Exercise
Scan the entries below for the word "title". Copy out every line in which it occurs.

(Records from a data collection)
##############################
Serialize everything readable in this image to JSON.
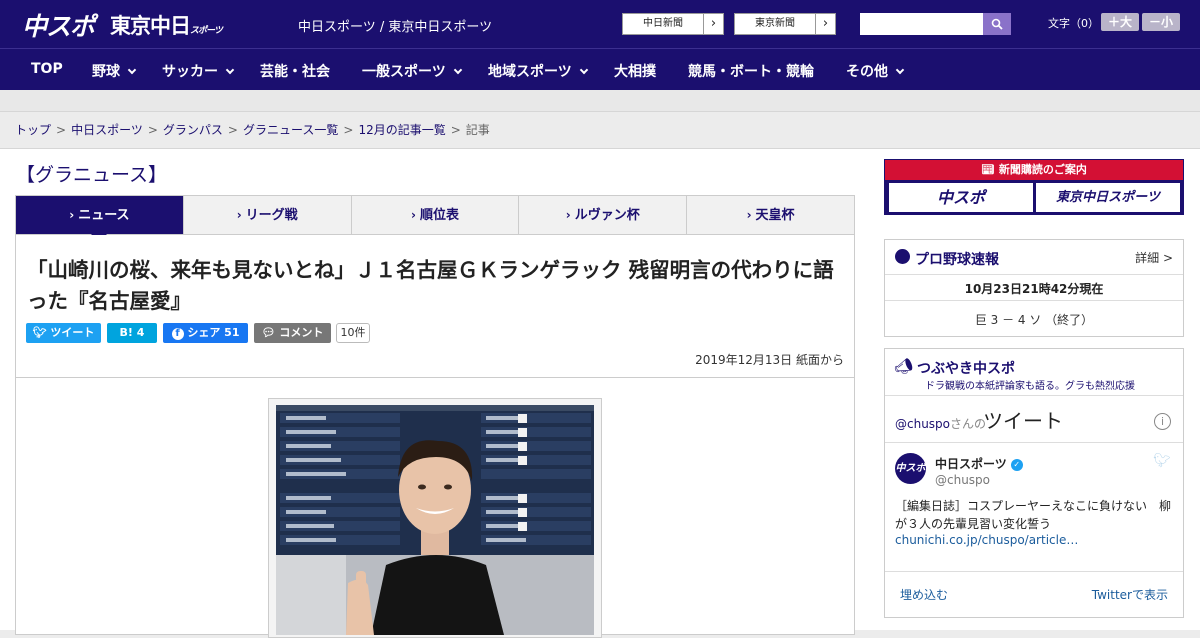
{
  "header": {
    "logo_chuspo": "中スポ",
    "logo_tokyo": "東京中日",
    "logo_tokyo_small": "スポーツ",
    "site_name": "中日スポーツ / 東京中日スポーツ",
    "link_chunichi": "中日新聞",
    "link_tokyo": "東京新聞",
    "search_icon": "search-icon",
    "font_label": "文字（0）",
    "font_larger": "＋大",
    "font_smaller": "－小"
  },
  "nav": {
    "items": [
      {
        "label": "TOP"
      },
      {
        "label": "野球"
      },
      {
        "label": "サッカー"
      },
      {
        "label": "芸能・社会"
      },
      {
        "label": "一般スポーツ"
      },
      {
        "label": "地域スポーツ"
      },
      {
        "label": "大相撲"
      },
      {
        "label": "競馬・ボート・競輪"
      },
      {
        "label": "その他"
      }
    ]
  },
  "breadcrumb": {
    "items": [
      "トップ",
      "中日スポーツ",
      "グランパス",
      "グラニュース一覧",
      "12月の記事一覧"
    ],
    "current": "記事",
    "sep": ">"
  },
  "section": {
    "title": "【グラニュース】"
  },
  "tabs": [
    {
      "label": "ニュース"
    },
    {
      "label": "リーグ戦"
    },
    {
      "label": "順位表"
    },
    {
      "label": "ルヴァン杯"
    },
    {
      "label": "天皇杯"
    }
  ],
  "article": {
    "headline": "「山崎川の桜、来年も見ないとね」Ｊ１名古屋ＧＫランゲラック 残留明言の代わりに語った『名古屋愛』",
    "share_tweet": "ツイート",
    "share_hatena": "B! 4",
    "share_fb": "シェア 51",
    "share_comment": "コメント",
    "comment_count": "10件",
    "date": "2019年12月13日 紙面から"
  },
  "sidebar": {
    "ad": {
      "title": "新聞購読のご案内",
      "logo1": "中スポ",
      "logo2": "東京中日スポーツ"
    },
    "baseball": {
      "title": "プロ野球速報",
      "more": "詳細 >",
      "time": "10月23日21時42分現在",
      "score": "巨 3 － 4 ソ （終了）"
    },
    "tsubuyaki": {
      "title": "つぶやき中スポ",
      "sub": "ドラ観戦の本紙評論家も語る。グラも熱烈応援",
      "handle": "@chuspo",
      "handle_suffix": "さんの",
      "heading": "ツイート",
      "info": "i",
      "avatar": "中スポ",
      "name": "中日スポーツ",
      "user": "@chuspo",
      "text": "［編集日誌］コスプレーヤーえなこに負けない　柳が３人の先輩見習い変化誓う",
      "link": "chunichi.co.jp/chuspo/article…",
      "embed": "埋め込む",
      "view": "Twitterで表示"
    }
  }
}
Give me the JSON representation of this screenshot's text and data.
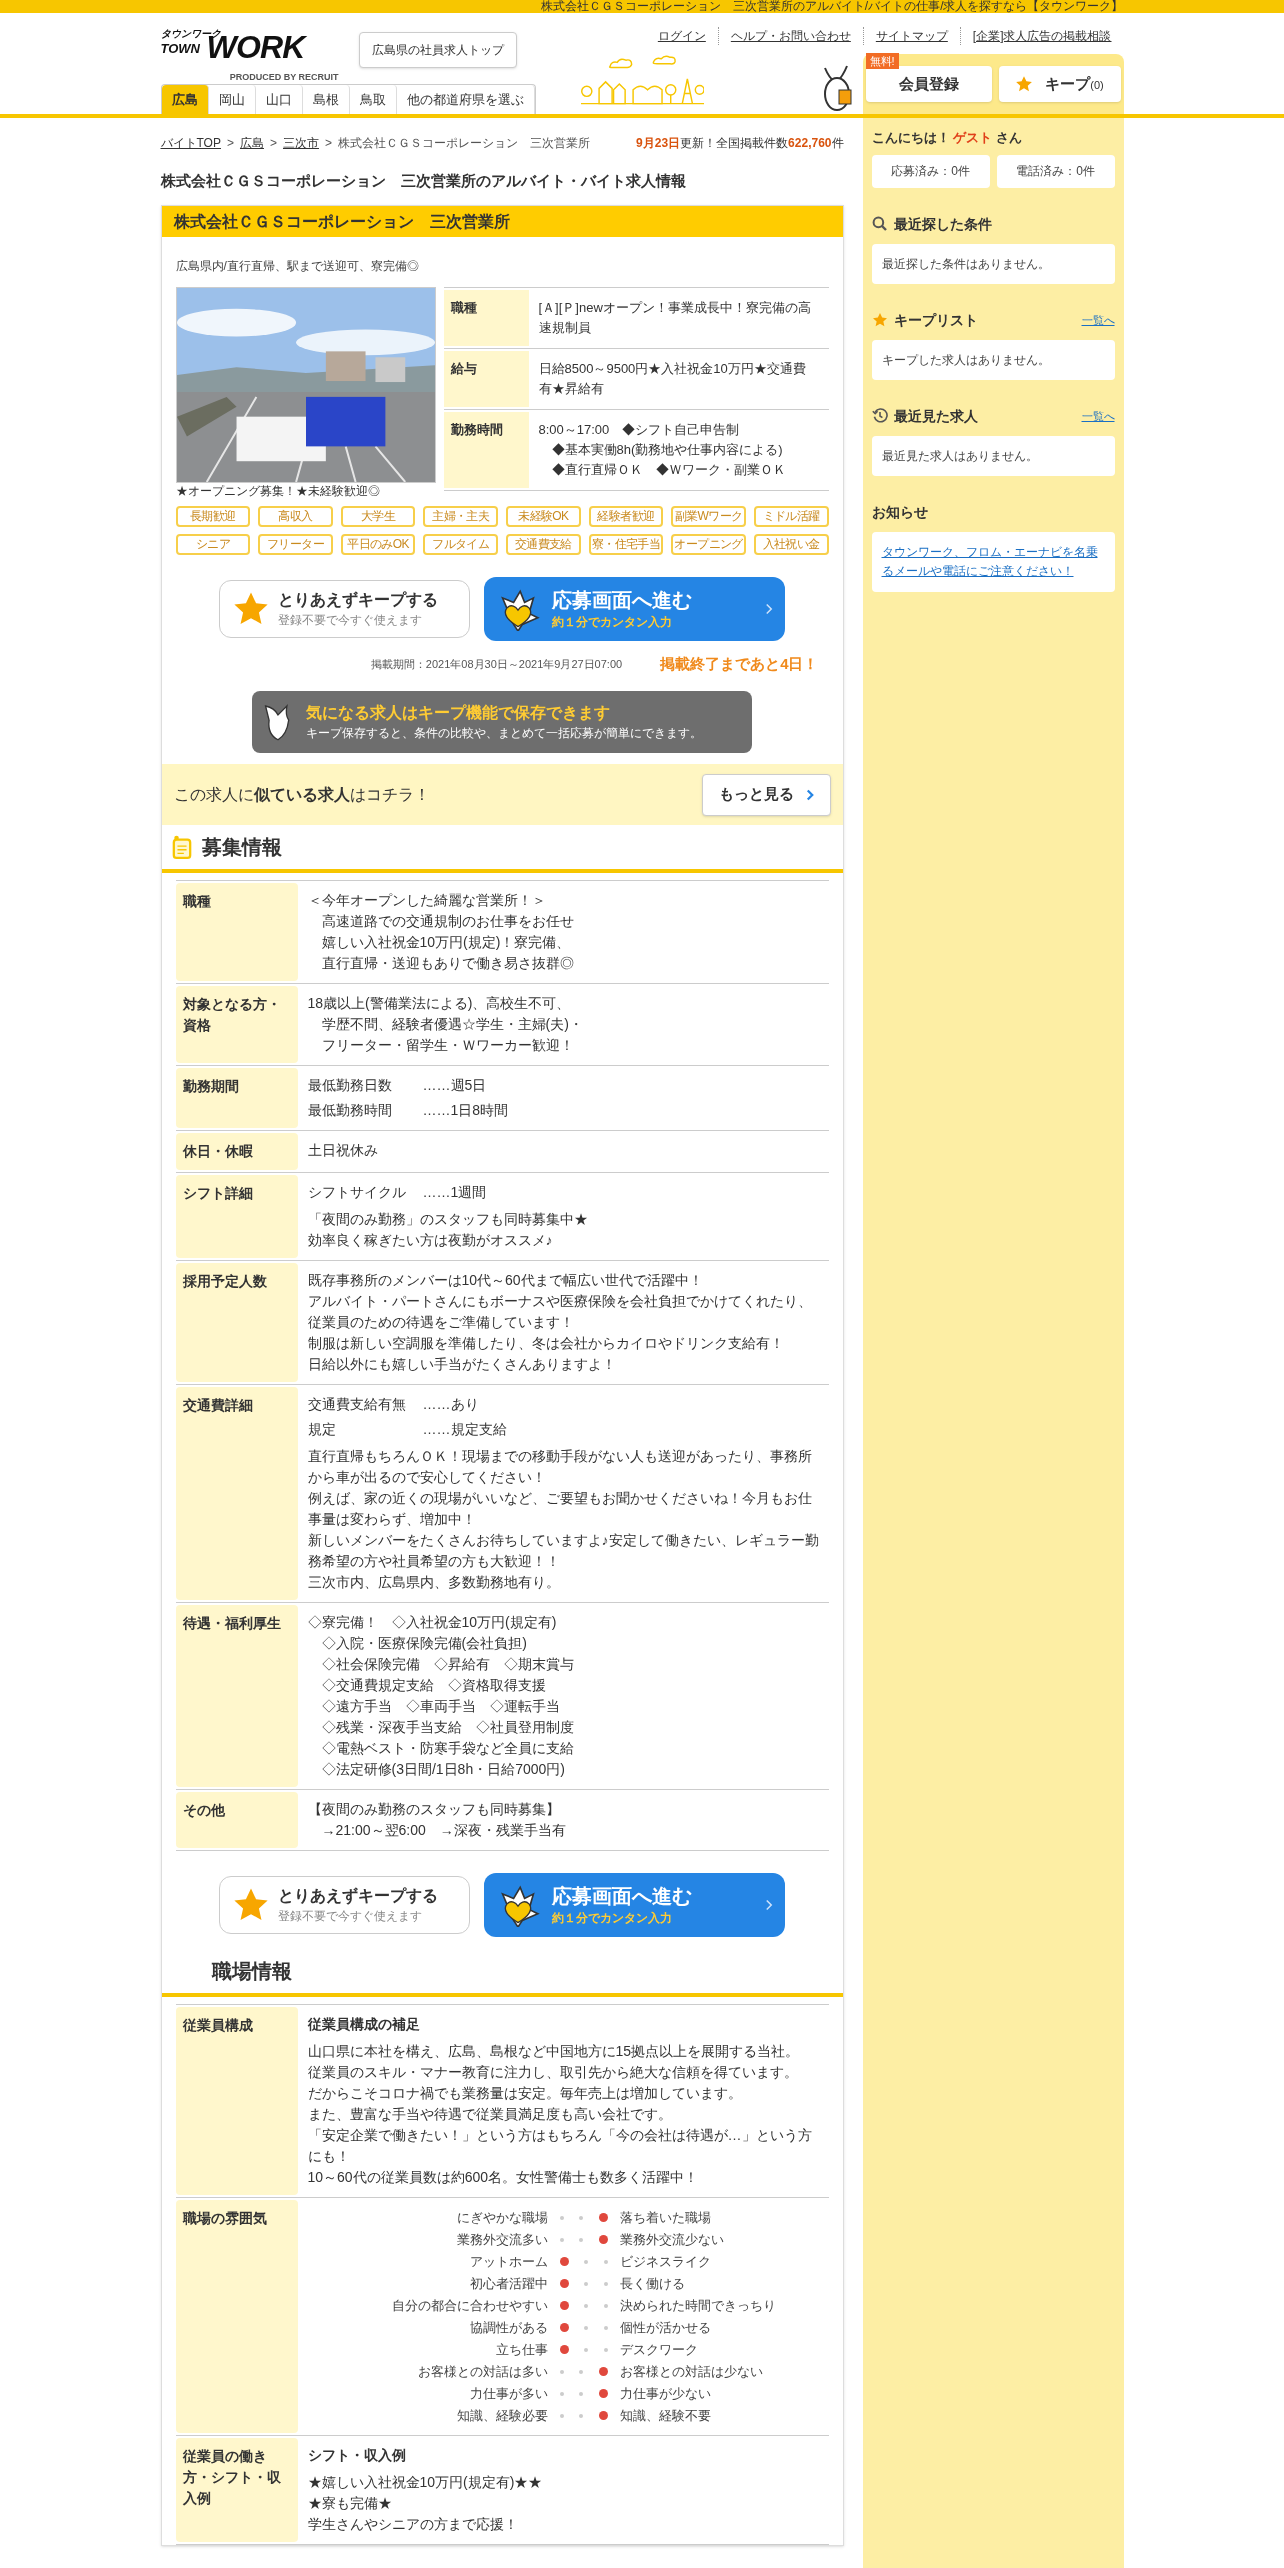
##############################
Answer space
    "title": "【グラニュース】"
      "title": "新聞購読のご案内",
      "title": "プロ野球速報",
      "title": "つぶやき中スポ",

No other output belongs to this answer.